Many Worcester readers may assume that property division in a divorce can be resolved through a 50/50 split of assets and marital properties. But in Massachusetts, the assets and properties are divided through equitable distribution, wherein the marital property must be identified and valued. However, assets and properties are not the only things subject to division; debts incurred during the marriage are also included.
When it comes to debts, filing a divorce does not separate the obligation of both spouses to pay debts incurred jointly. In the case of joint accounts, creditors don’t care about how the division of assets and properties are settled. Accordingly, any debts in the names of both spouses can still be the financial obligation of both even after divorce. The failure of one former spouse to pay may hurt the credit scores of both parties. Credit scores are important for divorcing spouses in Massachusetts because they can impact each spouse’s post-divorce life.
Credit scores represent an individual’s credibility to pay when it comes to loans and other financial matters. Unfortunately, divorce can severely decrease a spouse’s credit score. Due to this, divorcing couples may need to discuss the issues that concern their credit, debts and divorce.
Divorcing couples may have to close accounts in both parties’ names before the divorce is finalized. If the account still has an outstanding balance, spouses may need to freeze the account to avoid additional charges and inform the creditors about the separation. In instances where both parties promised to pay the debts separately, one spouse may monitor the payments if possible. Doing so may inform the spouse if the other partner is falling behind on the payments.

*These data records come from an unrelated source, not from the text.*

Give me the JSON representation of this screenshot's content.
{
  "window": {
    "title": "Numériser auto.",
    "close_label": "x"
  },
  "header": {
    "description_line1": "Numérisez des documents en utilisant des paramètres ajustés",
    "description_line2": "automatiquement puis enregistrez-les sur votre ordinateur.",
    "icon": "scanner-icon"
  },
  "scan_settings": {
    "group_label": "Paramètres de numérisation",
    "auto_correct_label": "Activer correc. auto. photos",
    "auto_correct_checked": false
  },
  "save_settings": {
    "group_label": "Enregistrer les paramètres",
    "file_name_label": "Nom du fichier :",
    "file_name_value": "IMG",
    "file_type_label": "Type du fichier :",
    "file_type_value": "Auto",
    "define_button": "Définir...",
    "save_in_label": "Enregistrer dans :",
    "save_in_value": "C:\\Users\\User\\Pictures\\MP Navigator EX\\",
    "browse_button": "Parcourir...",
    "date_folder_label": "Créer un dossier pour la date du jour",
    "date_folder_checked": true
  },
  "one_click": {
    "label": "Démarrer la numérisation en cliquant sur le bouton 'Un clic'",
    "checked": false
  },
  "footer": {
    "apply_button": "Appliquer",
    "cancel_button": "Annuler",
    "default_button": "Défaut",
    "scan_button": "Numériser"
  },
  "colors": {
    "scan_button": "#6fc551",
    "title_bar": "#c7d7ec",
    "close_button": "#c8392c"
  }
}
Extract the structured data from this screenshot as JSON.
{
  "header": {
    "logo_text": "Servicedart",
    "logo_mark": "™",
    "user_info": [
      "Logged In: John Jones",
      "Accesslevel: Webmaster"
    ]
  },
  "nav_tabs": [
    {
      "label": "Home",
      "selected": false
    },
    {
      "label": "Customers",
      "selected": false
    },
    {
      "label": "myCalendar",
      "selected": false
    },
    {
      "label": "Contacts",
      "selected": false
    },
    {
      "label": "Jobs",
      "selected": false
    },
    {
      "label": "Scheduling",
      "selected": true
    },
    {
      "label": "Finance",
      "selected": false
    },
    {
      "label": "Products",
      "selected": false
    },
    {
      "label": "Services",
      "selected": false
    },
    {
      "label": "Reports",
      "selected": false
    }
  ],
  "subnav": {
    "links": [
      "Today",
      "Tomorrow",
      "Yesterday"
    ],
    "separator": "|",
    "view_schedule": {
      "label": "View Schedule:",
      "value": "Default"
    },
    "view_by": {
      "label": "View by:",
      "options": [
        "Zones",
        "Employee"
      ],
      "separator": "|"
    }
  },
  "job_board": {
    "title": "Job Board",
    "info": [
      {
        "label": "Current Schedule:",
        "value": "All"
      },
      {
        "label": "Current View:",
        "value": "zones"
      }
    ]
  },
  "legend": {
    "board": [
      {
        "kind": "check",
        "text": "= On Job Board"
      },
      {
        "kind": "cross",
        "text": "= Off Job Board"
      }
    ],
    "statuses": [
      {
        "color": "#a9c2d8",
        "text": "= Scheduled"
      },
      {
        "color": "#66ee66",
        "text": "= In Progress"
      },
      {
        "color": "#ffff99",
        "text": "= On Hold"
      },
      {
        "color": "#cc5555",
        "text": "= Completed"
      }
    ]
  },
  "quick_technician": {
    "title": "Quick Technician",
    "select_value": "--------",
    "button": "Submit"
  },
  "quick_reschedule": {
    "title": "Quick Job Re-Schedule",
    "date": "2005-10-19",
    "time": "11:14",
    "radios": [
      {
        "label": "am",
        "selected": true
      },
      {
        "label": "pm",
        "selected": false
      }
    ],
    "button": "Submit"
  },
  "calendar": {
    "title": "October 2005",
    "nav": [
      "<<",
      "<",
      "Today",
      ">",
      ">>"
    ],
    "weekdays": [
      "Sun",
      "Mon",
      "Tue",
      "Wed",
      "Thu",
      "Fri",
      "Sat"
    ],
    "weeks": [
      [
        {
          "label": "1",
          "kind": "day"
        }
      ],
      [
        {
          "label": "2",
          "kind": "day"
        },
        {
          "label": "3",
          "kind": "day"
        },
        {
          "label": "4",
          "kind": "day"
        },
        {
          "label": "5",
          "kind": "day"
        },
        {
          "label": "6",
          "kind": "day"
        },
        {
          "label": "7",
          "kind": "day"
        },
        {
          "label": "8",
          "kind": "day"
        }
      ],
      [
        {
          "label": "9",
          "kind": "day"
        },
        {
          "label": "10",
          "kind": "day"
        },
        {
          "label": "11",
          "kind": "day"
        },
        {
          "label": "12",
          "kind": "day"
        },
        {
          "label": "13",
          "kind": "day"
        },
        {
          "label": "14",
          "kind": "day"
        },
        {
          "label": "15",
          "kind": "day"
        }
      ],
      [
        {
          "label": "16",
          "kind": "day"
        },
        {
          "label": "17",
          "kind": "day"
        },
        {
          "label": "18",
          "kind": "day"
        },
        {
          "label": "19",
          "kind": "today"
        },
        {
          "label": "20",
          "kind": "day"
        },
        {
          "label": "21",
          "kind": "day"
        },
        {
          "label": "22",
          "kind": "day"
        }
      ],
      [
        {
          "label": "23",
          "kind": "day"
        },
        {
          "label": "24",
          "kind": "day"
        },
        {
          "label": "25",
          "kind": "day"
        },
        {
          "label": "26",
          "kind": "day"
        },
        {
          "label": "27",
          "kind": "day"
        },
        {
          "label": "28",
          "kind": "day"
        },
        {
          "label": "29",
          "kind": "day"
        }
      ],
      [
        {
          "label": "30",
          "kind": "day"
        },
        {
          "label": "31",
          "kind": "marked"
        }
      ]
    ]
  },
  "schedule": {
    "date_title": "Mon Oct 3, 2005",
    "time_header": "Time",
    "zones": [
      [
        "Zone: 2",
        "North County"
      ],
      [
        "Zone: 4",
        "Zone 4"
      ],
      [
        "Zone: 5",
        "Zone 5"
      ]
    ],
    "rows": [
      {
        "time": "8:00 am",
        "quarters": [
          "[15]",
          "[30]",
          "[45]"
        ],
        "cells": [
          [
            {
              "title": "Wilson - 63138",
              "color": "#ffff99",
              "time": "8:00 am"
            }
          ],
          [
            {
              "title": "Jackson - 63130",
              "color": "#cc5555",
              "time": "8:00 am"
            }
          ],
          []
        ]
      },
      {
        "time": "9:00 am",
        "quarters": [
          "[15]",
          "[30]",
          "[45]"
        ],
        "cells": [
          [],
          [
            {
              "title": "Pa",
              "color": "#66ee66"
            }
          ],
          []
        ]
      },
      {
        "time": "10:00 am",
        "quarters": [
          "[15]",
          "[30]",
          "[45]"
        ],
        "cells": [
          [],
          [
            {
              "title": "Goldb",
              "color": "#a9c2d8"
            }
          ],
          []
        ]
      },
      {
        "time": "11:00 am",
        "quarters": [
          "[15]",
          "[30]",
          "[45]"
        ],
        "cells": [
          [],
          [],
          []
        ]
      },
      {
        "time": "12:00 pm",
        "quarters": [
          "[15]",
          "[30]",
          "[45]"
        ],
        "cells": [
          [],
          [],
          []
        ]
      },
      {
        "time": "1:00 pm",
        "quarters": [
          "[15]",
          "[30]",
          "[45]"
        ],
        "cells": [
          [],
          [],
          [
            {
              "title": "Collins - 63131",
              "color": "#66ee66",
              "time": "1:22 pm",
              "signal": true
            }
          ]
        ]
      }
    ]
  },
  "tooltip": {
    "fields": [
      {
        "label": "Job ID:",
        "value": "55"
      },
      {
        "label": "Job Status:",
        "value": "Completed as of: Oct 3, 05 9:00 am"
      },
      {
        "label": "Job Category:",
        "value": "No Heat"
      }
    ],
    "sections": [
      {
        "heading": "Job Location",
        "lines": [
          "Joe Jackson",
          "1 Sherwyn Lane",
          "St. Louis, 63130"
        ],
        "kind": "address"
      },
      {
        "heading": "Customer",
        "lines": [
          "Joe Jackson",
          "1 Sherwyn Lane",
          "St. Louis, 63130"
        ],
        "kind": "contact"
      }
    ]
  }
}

If that’s the case, and if the parties divorce decree provides for compensation, the other spouse may choose to pay the balance entirely just to protect their credit score and then seek reimbursement from the other partner.
Property division is one of the most important issues in ending a marriage because any wrong decision can have a severe impact on both parties financially. With this in mind, taking consideration of the debts obtained during the marriage may safeguard the credit scores and financial stability of the divorcing spouses.
Source: MSN Money, “Don’t let your ex trash your credit,” Liz Weston, March 20, 2013